··· Provided data ···

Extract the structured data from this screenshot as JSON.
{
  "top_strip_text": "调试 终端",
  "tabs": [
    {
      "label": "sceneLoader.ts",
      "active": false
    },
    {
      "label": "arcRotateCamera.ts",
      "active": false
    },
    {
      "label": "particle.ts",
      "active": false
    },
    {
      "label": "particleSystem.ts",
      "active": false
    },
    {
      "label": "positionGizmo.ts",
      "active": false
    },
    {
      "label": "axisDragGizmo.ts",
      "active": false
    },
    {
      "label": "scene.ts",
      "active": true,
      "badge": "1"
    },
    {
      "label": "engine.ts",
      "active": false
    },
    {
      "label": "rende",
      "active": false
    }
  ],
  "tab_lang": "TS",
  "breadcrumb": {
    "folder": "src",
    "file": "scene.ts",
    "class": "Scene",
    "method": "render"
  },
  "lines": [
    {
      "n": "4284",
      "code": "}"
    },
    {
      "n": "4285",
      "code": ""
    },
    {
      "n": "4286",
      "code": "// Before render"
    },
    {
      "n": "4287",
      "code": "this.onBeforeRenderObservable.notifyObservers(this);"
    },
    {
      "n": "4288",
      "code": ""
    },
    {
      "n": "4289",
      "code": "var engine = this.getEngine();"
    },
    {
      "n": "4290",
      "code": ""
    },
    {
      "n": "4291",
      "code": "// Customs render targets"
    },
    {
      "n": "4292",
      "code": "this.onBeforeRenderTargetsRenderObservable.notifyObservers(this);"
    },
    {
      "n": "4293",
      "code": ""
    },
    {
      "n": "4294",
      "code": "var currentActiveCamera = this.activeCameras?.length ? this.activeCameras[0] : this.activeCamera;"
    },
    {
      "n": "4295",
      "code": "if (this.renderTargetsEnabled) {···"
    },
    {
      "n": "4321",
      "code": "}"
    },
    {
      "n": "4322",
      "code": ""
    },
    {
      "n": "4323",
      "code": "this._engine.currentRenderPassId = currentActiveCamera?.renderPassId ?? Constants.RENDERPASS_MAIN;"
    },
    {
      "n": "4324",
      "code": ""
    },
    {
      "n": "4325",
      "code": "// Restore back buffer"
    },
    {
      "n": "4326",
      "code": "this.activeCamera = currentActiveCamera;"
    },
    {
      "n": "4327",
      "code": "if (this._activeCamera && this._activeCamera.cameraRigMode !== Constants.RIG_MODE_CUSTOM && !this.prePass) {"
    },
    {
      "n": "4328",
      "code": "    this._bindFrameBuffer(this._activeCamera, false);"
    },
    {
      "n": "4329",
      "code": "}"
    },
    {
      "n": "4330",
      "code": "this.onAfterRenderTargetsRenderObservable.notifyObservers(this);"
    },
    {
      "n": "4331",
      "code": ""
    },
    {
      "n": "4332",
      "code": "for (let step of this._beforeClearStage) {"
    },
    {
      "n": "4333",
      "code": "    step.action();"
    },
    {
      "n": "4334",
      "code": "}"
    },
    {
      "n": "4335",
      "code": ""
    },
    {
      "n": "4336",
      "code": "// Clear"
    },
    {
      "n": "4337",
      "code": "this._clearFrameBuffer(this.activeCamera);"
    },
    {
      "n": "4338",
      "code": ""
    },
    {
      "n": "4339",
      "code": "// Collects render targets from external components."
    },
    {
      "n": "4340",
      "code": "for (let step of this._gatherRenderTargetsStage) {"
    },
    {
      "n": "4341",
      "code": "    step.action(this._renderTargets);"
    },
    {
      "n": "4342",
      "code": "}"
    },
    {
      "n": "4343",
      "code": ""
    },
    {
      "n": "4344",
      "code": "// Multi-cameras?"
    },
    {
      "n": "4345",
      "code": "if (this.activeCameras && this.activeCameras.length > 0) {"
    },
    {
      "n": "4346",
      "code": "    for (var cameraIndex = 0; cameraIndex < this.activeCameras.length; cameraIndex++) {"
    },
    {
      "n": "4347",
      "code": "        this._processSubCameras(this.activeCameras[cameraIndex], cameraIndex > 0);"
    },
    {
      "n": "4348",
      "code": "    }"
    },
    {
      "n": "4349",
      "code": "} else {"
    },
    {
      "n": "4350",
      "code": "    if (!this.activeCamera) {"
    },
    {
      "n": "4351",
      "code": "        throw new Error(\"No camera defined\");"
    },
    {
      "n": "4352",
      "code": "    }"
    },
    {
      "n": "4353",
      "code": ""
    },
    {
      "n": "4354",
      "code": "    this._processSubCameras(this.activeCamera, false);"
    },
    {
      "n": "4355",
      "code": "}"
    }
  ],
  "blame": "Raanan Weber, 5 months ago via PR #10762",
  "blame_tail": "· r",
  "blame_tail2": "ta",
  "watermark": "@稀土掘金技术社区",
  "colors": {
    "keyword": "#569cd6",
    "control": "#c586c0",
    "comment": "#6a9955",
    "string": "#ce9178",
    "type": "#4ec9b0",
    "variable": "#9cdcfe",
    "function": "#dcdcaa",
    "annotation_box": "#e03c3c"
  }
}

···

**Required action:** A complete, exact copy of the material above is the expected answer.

**Expected output:**
Extract the structured data from this screenshot as JSON.
{
  "top_strip_text": "调试 终端",
  "tabs": [
    {
      "label": "sceneLoader.ts",
      "active": false
    },
    {
      "label": "arcRotateCamera.ts",
      "active": false
    },
    {
      "label": "particle.ts",
      "active": false
    },
    {
      "label": "particleSystem.ts",
      "active": false
    },
    {
      "label": "positionGizmo.ts",
      "active": false
    },
    {
      "label": "axisDragGizmo.ts",
      "active": false
    },
    {
      "label": "scene.ts",
      "active": true,
      "badge": "1"
    },
    {
      "label": "engine.ts",
      "active": false
    },
    {
      "label": "rende",
      "active": false
    }
  ],
  "tab_lang": "TS",
  "breadcrumb": {
    "folder": "src",
    "file": "scene.ts",
    "class": "Scene",
    "method": "render"
  },
  "lines": [
    {
      "n": "4284",
      "code": "}"
    },
    {
      "n": "4285",
      "code": ""
    },
    {
      "n": "4286",
      "code": "// Before render"
    },
    {
      "n": "4287",
      "code": "this.onBeforeRenderObservable.notifyObservers(this);"
    },
    {
      "n": "4288",
      "code": ""
    },
    {
      "n": "4289",
      "code": "var engine = this.getEngine();"
    },
    {
      "n": "4290",
      "code": ""
    },
    {
      "n": "4291",
      "code": "// Customs render targets"
    },
    {
      "n": "4292",
      "code": "this.onBeforeRenderTargetsRenderObservable.notifyObservers(this);"
    },
    {
      "n": "4293",
      "code": ""
    },
    {
      "n": "4294",
      "code": "var currentActiveCamera = this.activeCameras?.length ? this.activeCameras[0] : this.activeCamera;"
    },
    {
      "n": "4295",
      "code": "if (this.renderTargetsEnabled) {···"
    },
    {
      "n": "4321",
      "code": "}"
    },
    {
      "n": "4322",
      "code": ""
    },
    {
      "n": "4323",
      "code": "this._engine.currentRenderPassId = currentActiveCamera?.renderPassId ?? Constants.RENDERPASS_MAIN;"
    },
    {
      "n": "4324",
      "code": ""
    },
    {
      "n": "4325",
      "code": "// Restore back buffer"
    },
    {
      "n": "4326",
      "code": "this.activeCamera = currentActiveCamera;"
    },
    {
      "n": "4327",
      "code": "if (this._activeCamera && this._activeCamera.cameraRigMode !== Constants.RIG_MODE_CUSTOM && !this.prePass) {"
    },
    {
      "n": "4328",
      "code": "    this._bindFrameBuffer(this._activeCamera, false);"
    },
    {
      "n": "4329",
      "code": "}"
    },
    {
      "n": "4330",
      "code": "this.onAfterRenderTargetsRenderObservable.notifyObservers(this);"
    },
    {
      "n": "4331",
      "code": ""
    },
    {
      "n": "4332",
      "code": "for (let step of this._beforeClearStage) {"
    },
    {
      "n": "4333",
      "code": "    step.action();"
    },
    {
      "n": "4334",
      "code": "}"
    },
    {
      "n": "4335",
      "code": ""
    },
    {
      "n": "4336",
      "code": "// Clear"
    },
    {
      "n": "4337",
      "code": "this._clearFrameBuffer(this.activeCamera);"
    },
    {
      "n": "4338",
      "code": ""
    },
    {
      "n": "4339",
      "code": "// Collects render targets from external components."
    },
    {
      "n": "4340",
      "code": "for (let step of this._gatherRenderTargetsStage) {"
    },
    {
      "n": "4341",
      "code": "    step.action(this._renderTargets);"
    },
    {
      "n": "4342",
      "code": "}"
    },
    {
      "n": "4343",
      "code": ""
    },
    {
      "n": "4344",
      "code": "// Multi-cameras?"
    },
    {
      "n": "4345",
      "code": "if (this.activeCameras && this.activeCameras.length > 0) {"
    },
    {
      "n": "4346",
      "code": "    for (var cameraIndex = 0; cameraIndex < this.activeCameras.length; cameraIndex++) {"
    },
    {
      "n": "4347",
      "code": "        this._processSubCameras(this.activeCameras[cameraIndex], cameraIndex > 0);"
    },
    {
      "n": "4348",
      "code": "    }"
    },
    {
      "n": "4349",
      "code": "} else {"
    },
    {
      "n": "4350",
      "code": "    if (!this.activeCamera) {"
    },
    {
      "n": "4351",
      "code": "        throw new Error(\"No camera defined\");"
    },
    {
      "n": "4352",
      "code": "    }"
    },
    {
      "n": "4353",
      "code": ""
    },
    {
      "n": "4354",
      "code": "    this._processSubCameras(this.activeCamera, false);"
    },
    {
      "n": "4355",
      "code": "}"
    }
  ],
  "blame": "Raanan Weber, 5 months ago via PR #10762",
  "blame_tail": "· r",
  "blame_tail2": "ta",
  "watermark": "@稀土掘金技术社区",
  "colors": {
    "keyword": "#569cd6",
    "control": "#c586c0",
    "comment": "#6a9955",
    "string": "#ce9178",
    "type": "#4ec9b0",
    "variable": "#9cdcfe",
    "function": "#dcdcaa",
    "annotation_box": "#e03c3c"
  }
}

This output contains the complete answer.